"Hershey and Cadbury are certainly pointing out to the FTC the clout that this deal would give Wrigley," the executive said, adding, "It's not over `til the fat lady sings."
Retail analysts note that it's natural for competitors to make deals hard to close, since such efforts often extend the process period, during which companies are distracted. Kraft has said it expects the deal to close in mid-2005.
Marla Sims, associate analyst at Sanford Bernstein, said that "When Wrigley is focused on integrating [the Kraft brands] they'll be less focused on growth, which will provide Cadbury the opportunity to put their foot on the accelerator in terms of marketing spend and take share from Wrigley."
Cadbury, Ms. Sims said, vowed to increase marketing spending for the Adams brands it acquired last April-including Trident and Dentyne gum-by at least 10% following Pfizer's longtime under-investment in the brands. TNS Media Intelligence/CMR shows Cadbury's 2003 measured media spending on gum actually trailed the 2002 outlay for the brands-$57.6 million vs. $66 million.
But the first half of '04 showed Cadbury spending $38 million for a slew of new initiatives including Trident White Cool Rush and Dentyne Fire. In September, Cadbury began advertising significantly for the new Dentyne Tango. Sales of Certs, which has not benefited from any increase in spending, dropped 40% to $11.6 million, according to IRI, in the food, drug and mass accounts it tracks for the 52 weeks ended Oct. 31.
Despite the investment, Cadbury still trails Wrigley significantly in gum, with IRI data showing Cadbury sales in the $635 million sugarless gum category totaling $189 million to Wrigley's $356 million and sales in regular gum a mere $21 million to Wrigley's $224 million for the 52 weeks ended Oct. 31. (IRI data excludes crucial convenience channels and Wal-Mart)

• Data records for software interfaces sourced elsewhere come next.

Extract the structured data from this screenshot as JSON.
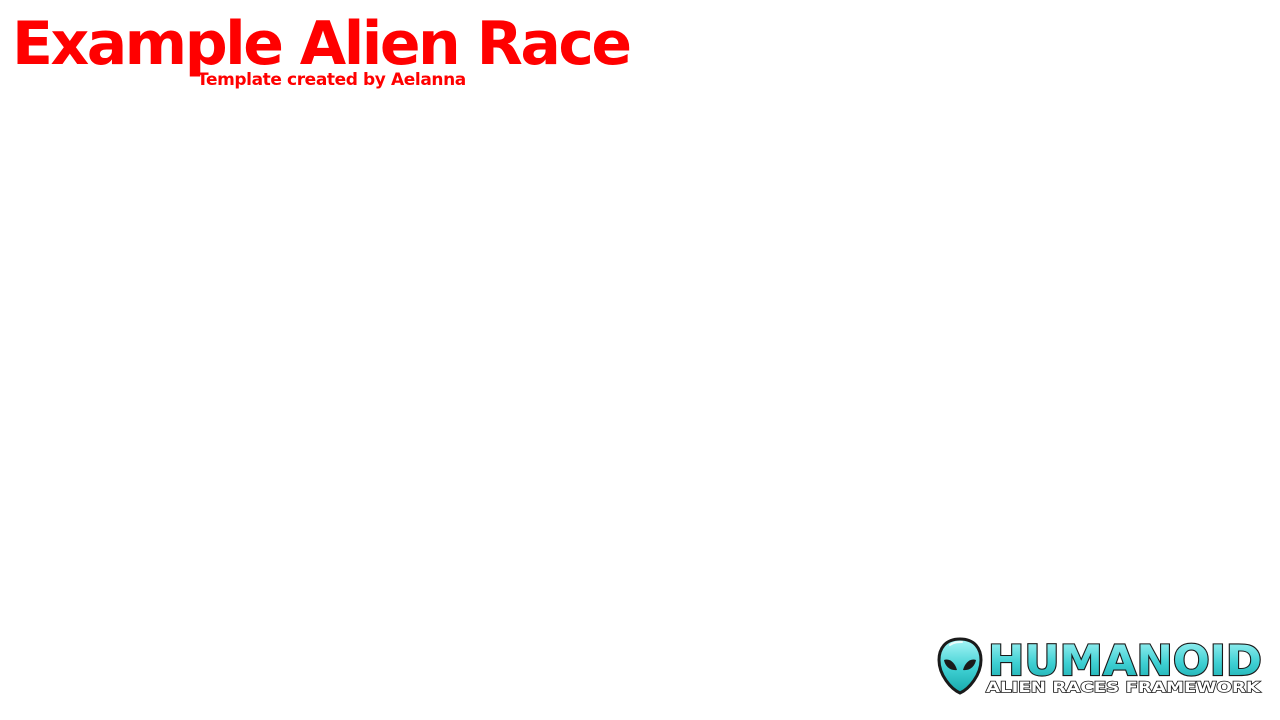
{
  "header": {
    "title": "Example Alien Race",
    "credit": "Template created by Aelanna"
  },
  "logo": {
    "wordmark": "HUMANOID",
    "tagline": "ALIEN RACES FRAMEWORK",
    "icon": "alien-head-icon"
  },
  "colors": {
    "title_red": "#ff0000",
    "logo_cyan_light": "#9ff3f4",
    "logo_cyan_dark": "#1db5b8",
    "logo_outline": "#1a1a1a"
  }
}
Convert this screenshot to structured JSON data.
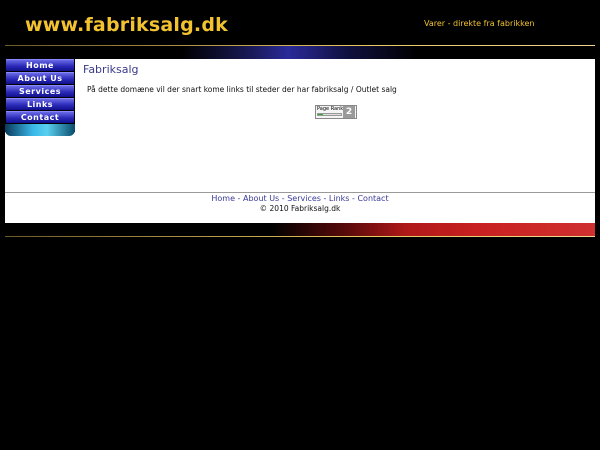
{
  "header": {
    "site_title": "www.fabriksalg.dk",
    "tagline": "Varer - direkte fra fabrikken"
  },
  "sidebar": {
    "items": [
      {
        "label": "Home"
      },
      {
        "label": "About Us"
      },
      {
        "label": "Services"
      },
      {
        "label": "Links"
      },
      {
        "label": "Contact"
      }
    ]
  },
  "main": {
    "title": "Fabriksalg",
    "intro": "På dette domæne vil der snart kome links til steder der har fabriksalg / Outlet salg"
  },
  "pagerank": {
    "label": "Page Rank",
    "value": "2",
    "fill_fraction": 0.2
  },
  "footer": {
    "links": [
      {
        "label": "Home"
      },
      {
        "label": "About Us"
      },
      {
        "label": "Services"
      },
      {
        "label": "Links"
      },
      {
        "label": "Contact"
      }
    ],
    "separator": " - ",
    "copyright": "© 2010 Fabriksalg.dk"
  },
  "colors": {
    "background": "#000000",
    "title_gold": "#f2c230",
    "content_bg": "#ffffff",
    "nav_blue": "#2a2ab8",
    "link_blue": "#3a3a9a",
    "band_red": "#c82020"
  }
}
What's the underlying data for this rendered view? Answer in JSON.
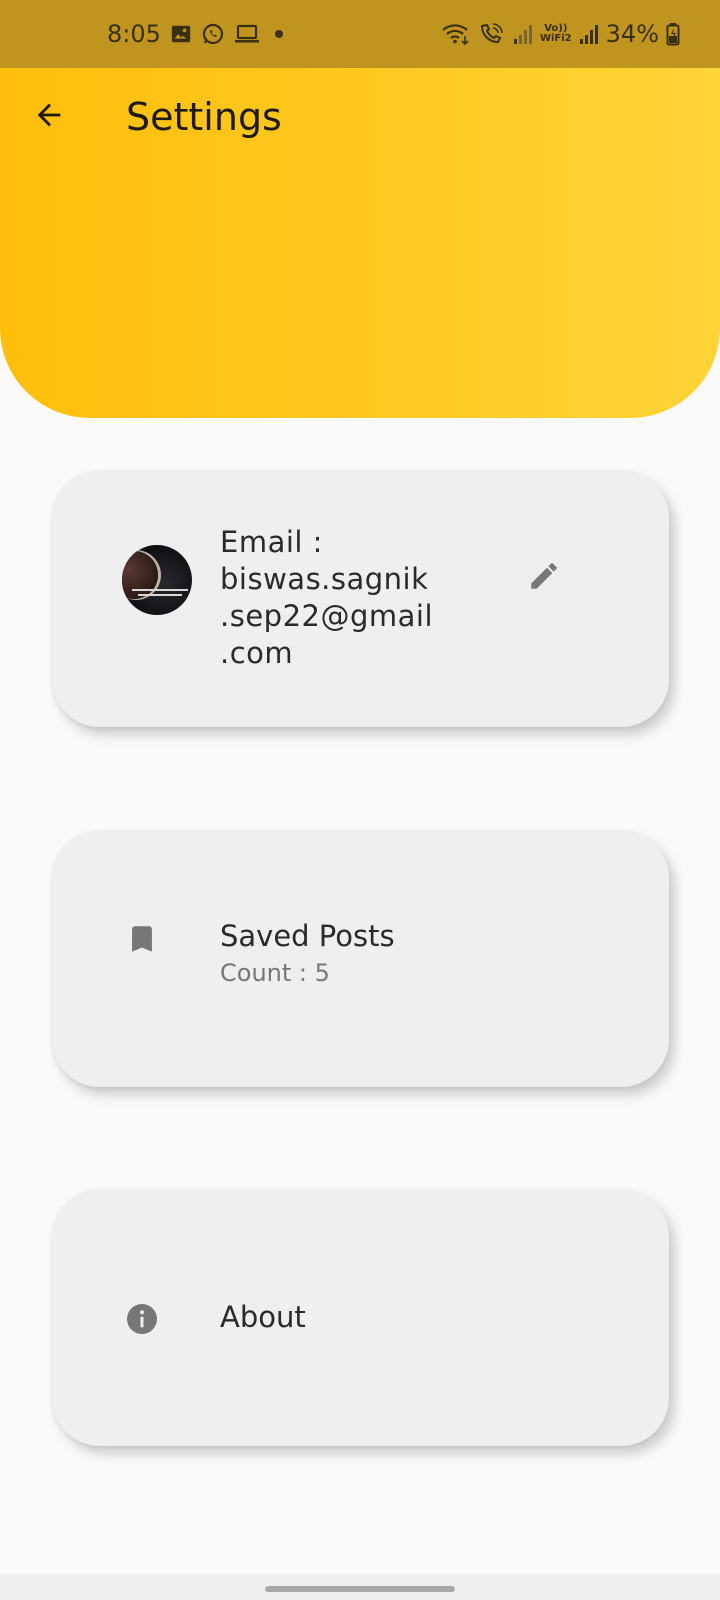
{
  "status_bar": {
    "time": "8:05",
    "battery": "34%",
    "volte_top": "Vo))",
    "volte_bottom": "WiFi2",
    "icons": [
      "image-icon",
      "whatsapp-icon",
      "laptop-icon",
      "dot-icon",
      "wifi-icon",
      "wifi-call-icon",
      "signal-icon",
      "signal-icon",
      "battery-icon"
    ]
  },
  "header": {
    "title": "Settings",
    "back_icon": "arrow-back-icon"
  },
  "email_card": {
    "label": "Email :",
    "lines": [
      "biswas.sagnik",
      ".sep22@gmail",
      ".com"
    ],
    "edit_icon": "pencil-icon"
  },
  "saved_card": {
    "title": "Saved Posts",
    "count": "Count : 5",
    "icon": "bookmark-icon"
  },
  "about_card": {
    "title": "About",
    "icon": "info-icon"
  },
  "colors": {
    "header_start": "#ffbe0a",
    "header_end": "#ffd438",
    "status_bar": "#bf9520",
    "card": "#efefef",
    "icon_gray": "#777777"
  }
}
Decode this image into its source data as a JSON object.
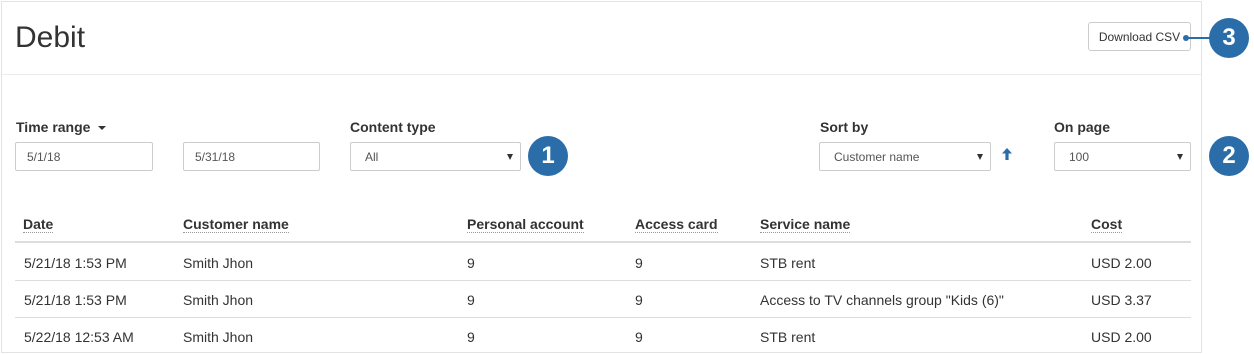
{
  "header": {
    "title": "Debit",
    "download_csv_label": "Download CSV"
  },
  "filters": {
    "time_range": {
      "label": "Time range",
      "from_value": "5/1/18",
      "to_value": "5/31/18"
    },
    "content_type": {
      "label": "Content type",
      "selected": "All"
    },
    "sort_by": {
      "label": "Sort by",
      "selected": "Customer name",
      "direction": "ascending"
    },
    "on_page": {
      "label": "On page",
      "selected": "100"
    }
  },
  "callouts": {
    "one": "1",
    "two": "2",
    "three": "3"
  },
  "table": {
    "columns": [
      "Date",
      "Customer name",
      "Personal account",
      "Access card",
      "Service name",
      "Cost"
    ],
    "rows": [
      [
        "5/21/18 1:53 PM",
        "Smith Jhon",
        "9",
        "9",
        "STB rent",
        "USD 2.00"
      ],
      [
        "5/21/18 1:53 PM",
        "Smith Jhon",
        "9",
        "9",
        "Access to TV channels group \"Kids (6)\"",
        "USD 3.37"
      ],
      [
        "5/22/18 12:53 AM",
        "Smith Jhon",
        "9",
        "9",
        "STB rent",
        "USD 2.00"
      ]
    ]
  },
  "colors": {
    "callout": "#2b6da8",
    "sort_arrow": "#2b6da8",
    "border": "#cccccc"
  },
  "icons": {
    "time_range_caret": "caret-down-icon",
    "select_arrow": "caret-down-icon",
    "sort_direction": "arrow-up-icon"
  }
}
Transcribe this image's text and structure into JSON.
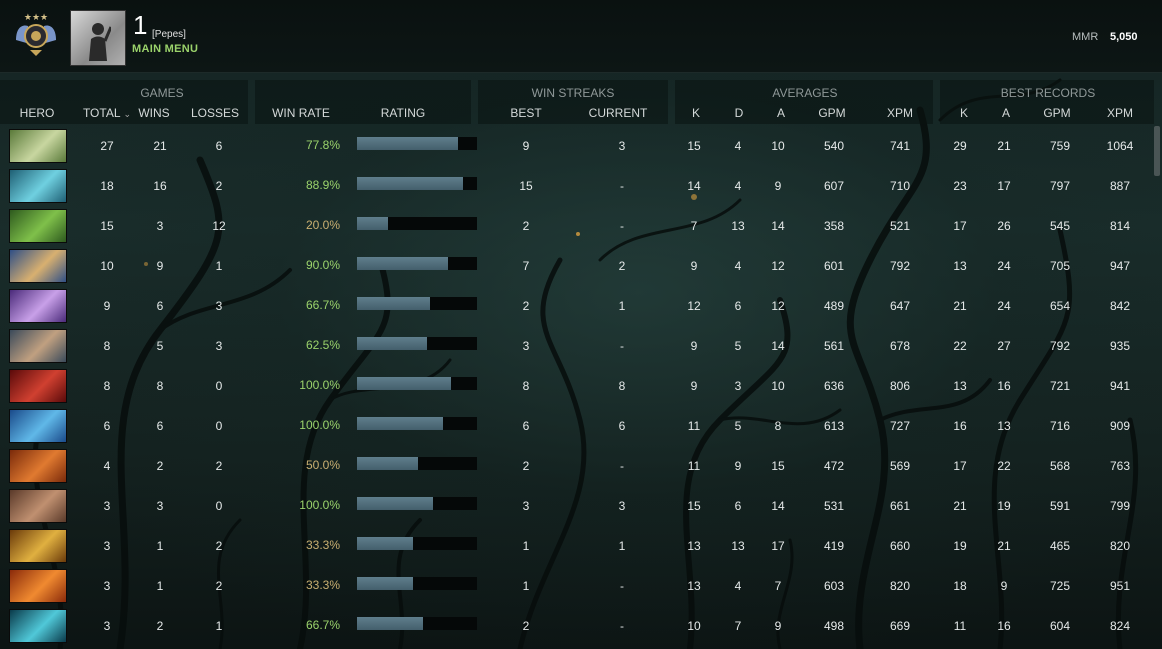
{
  "header": {
    "player_number": "1",
    "player_tag": "[Pepes]",
    "main_menu_label": "MAIN MENU",
    "mmr_label": "MMR",
    "mmr_value": "5,050"
  },
  "groups": {
    "games": "GAMES",
    "win_streaks": "WIN STREAKS",
    "averages": "AVERAGES",
    "best_records": "BEST RECORDS"
  },
  "columns": {
    "hero": "HERO",
    "total": "TOTAL",
    "wins": "WINS",
    "losses": "LOSSES",
    "win_rate": "WIN RATE",
    "rating": "RATING",
    "best": "BEST",
    "current": "CURRENT",
    "avg_k": "K",
    "avg_d": "D",
    "avg_a": "A",
    "avg_gpm": "GPM",
    "avg_xpm": "XPM",
    "rec_k": "K",
    "rec_a": "A",
    "rec_gpm": "GPM",
    "rec_xpm": "XPM"
  },
  "rows": [
    {
      "hero": "hero-1",
      "colors": [
        "#5a7a3a",
        "#c8d6a0"
      ],
      "total": "27",
      "wins": "21",
      "losses": "6",
      "win_rate": "77.8%",
      "rating": 0.84,
      "best": "9",
      "current": "3",
      "k": "15",
      "d": "4",
      "a": "10",
      "gpm": "540",
      "xpm": "741",
      "rk": "29",
      "ra": "21",
      "rgpm": "759",
      "rxpm": "1064"
    },
    {
      "hero": "hero-2",
      "colors": [
        "#1f5f74",
        "#6fd0e0"
      ],
      "total": "18",
      "wins": "16",
      "losses": "2",
      "win_rate": "88.9%",
      "rating": 0.88,
      "best": "15",
      "current": "-",
      "k": "14",
      "d": "4",
      "a": "9",
      "gpm": "607",
      "xpm": "710",
      "rk": "23",
      "ra": "17",
      "rgpm": "797",
      "rxpm": "887"
    },
    {
      "hero": "hero-3",
      "colors": [
        "#2e5a1e",
        "#7fc04a"
      ],
      "total": "15",
      "wins": "3",
      "losses": "12",
      "win_rate": "20.0%",
      "rating": 0.26,
      "best": "2",
      "current": "-",
      "k": "7",
      "d": "13",
      "a": "14",
      "gpm": "358",
      "xpm": "521",
      "rk": "17",
      "ra": "26",
      "rgpm": "545",
      "rxpm": "814"
    },
    {
      "hero": "hero-4",
      "colors": [
        "#2f4f86",
        "#d8b070"
      ],
      "total": "10",
      "wins": "9",
      "losses": "1",
      "win_rate": "90.0%",
      "rating": 0.76,
      "best": "7",
      "current": "2",
      "k": "9",
      "d": "4",
      "a": "12",
      "gpm": "601",
      "xpm": "792",
      "rk": "13",
      "ra": "24",
      "rgpm": "705",
      "rxpm": "947"
    },
    {
      "hero": "hero-5",
      "colors": [
        "#4a2a7a",
        "#c8a0e8"
      ],
      "total": "9",
      "wins": "6",
      "losses": "3",
      "win_rate": "66.7%",
      "rating": 0.61,
      "best": "2",
      "current": "1",
      "k": "12",
      "d": "6",
      "a": "12",
      "gpm": "489",
      "xpm": "647",
      "rk": "21",
      "ra": "24",
      "rgpm": "654",
      "rxpm": "842"
    },
    {
      "hero": "hero-6",
      "colors": [
        "#3a4a5a",
        "#c0a080"
      ],
      "total": "8",
      "wins": "5",
      "losses": "3",
      "win_rate": "62.5%",
      "rating": 0.58,
      "best": "3",
      "current": "-",
      "k": "9",
      "d": "5",
      "a": "14",
      "gpm": "561",
      "xpm": "678",
      "rk": "22",
      "ra": "27",
      "rgpm": "792",
      "rxpm": "935"
    },
    {
      "hero": "hero-7",
      "colors": [
        "#5a0a0a",
        "#d04030"
      ],
      "total": "8",
      "wins": "8",
      "losses": "0",
      "win_rate": "100.0%",
      "rating": 0.78,
      "best": "8",
      "current": "8",
      "k": "9",
      "d": "3",
      "a": "10",
      "gpm": "636",
      "xpm": "806",
      "rk": "13",
      "ra": "16",
      "rgpm": "721",
      "rxpm": "941"
    },
    {
      "hero": "hero-8",
      "colors": [
        "#1a4a8a",
        "#60b8e8"
      ],
      "total": "6",
      "wins": "6",
      "losses": "0",
      "win_rate": "100.0%",
      "rating": 0.72,
      "best": "6",
      "current": "6",
      "k": "11",
      "d": "5",
      "a": "8",
      "gpm": "613",
      "xpm": "727",
      "rk": "16",
      "ra": "13",
      "rgpm": "716",
      "rxpm": "909"
    },
    {
      "hero": "hero-9",
      "colors": [
        "#7a2a0a",
        "#e07a30"
      ],
      "total": "4",
      "wins": "2",
      "losses": "2",
      "win_rate": "50.0%",
      "rating": 0.51,
      "best": "2",
      "current": "-",
      "k": "11",
      "d": "9",
      "a": "15",
      "gpm": "472",
      "xpm": "569",
      "rk": "17",
      "ra": "22",
      "rgpm": "568",
      "rxpm": "763"
    },
    {
      "hero": "hero-10",
      "colors": [
        "#5a3a2a",
        "#c09070"
      ],
      "total": "3",
      "wins": "3",
      "losses": "0",
      "win_rate": "100.0%",
      "rating": 0.63,
      "best": "3",
      "current": "3",
      "k": "15",
      "d": "6",
      "a": "14",
      "gpm": "531",
      "xpm": "661",
      "rk": "21",
      "ra": "19",
      "rgpm": "591",
      "rxpm": "799"
    },
    {
      "hero": "hero-11",
      "colors": [
        "#6a3a0a",
        "#e0b040"
      ],
      "total": "3",
      "wins": "1",
      "losses": "2",
      "win_rate": "33.3%",
      "rating": 0.47,
      "best": "1",
      "current": "1",
      "k": "13",
      "d": "13",
      "a": "17",
      "gpm": "419",
      "xpm": "660",
      "rk": "19",
      "ra": "21",
      "rgpm": "465",
      "rxpm": "820"
    },
    {
      "hero": "hero-12",
      "colors": [
        "#8a2a0a",
        "#f08a30"
      ],
      "total": "3",
      "wins": "1",
      "losses": "2",
      "win_rate": "33.3%",
      "rating": 0.47,
      "best": "1",
      "current": "-",
      "k": "13",
      "d": "4",
      "a": "7",
      "gpm": "603",
      "xpm": "820",
      "rk": "18",
      "ra": "9",
      "rgpm": "725",
      "rxpm": "951"
    },
    {
      "hero": "hero-13",
      "colors": [
        "#0a3a4a",
        "#50c8d8"
      ],
      "total": "3",
      "wins": "2",
      "losses": "1",
      "win_rate": "66.7%",
      "rating": 0.55,
      "best": "2",
      "current": "-",
      "k": "10",
      "d": "7",
      "a": "9",
      "gpm": "498",
      "xpm": "669",
      "rk": "11",
      "ra": "16",
      "rgpm": "604",
      "rxpm": "824"
    }
  ]
}
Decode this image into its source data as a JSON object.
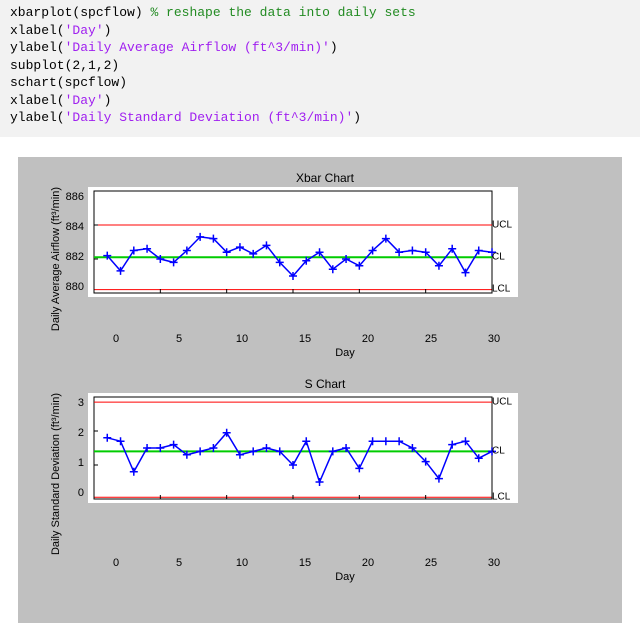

Hershey, meanwhile, has been "hemorrhaging" in gum and mints, Ms. Sims said, with double-digit sales losses in both areas. But the executive close to Hershey still maintained the company is "playing to win" in those categories, shifting resources from its chocolate brands to build momentum for its innovation there, including the recent launch of its Ice Breakers Liquid Ice mints. Last year's $20 million outlay of media toward Ice Breakers gum, however, certainly didn't seem to pay off, as the brand's sales fell 18% in the outlets IRI tracks to a mere $27 million. In mints-where Hershey spent a mere $1.2 million-sales for Ice Breakers and Breath Savers fell 12.4% to $49 million.
Smaller companies such as Ferrero USA, whose Tic Tac brand holds nearly as high a share as Altoids in the breath freshener segment, are expected to suffer as the larger companies push harder in the category.
Retailers are excited about the shift of Altoids and Breath Savers to Wrigley, which one West Coast retail executive referred to as "a great marketer who will re-energize the Kraft brands."
Life Savers, especially, is expected to grow substantially under the renewed focus of Wrigley, since Kraft's inattention has caused it to all but disappear from many front checkouts. Sales for the brand slipped 12% to $182 million for the 52 weeks ended Oct. 31.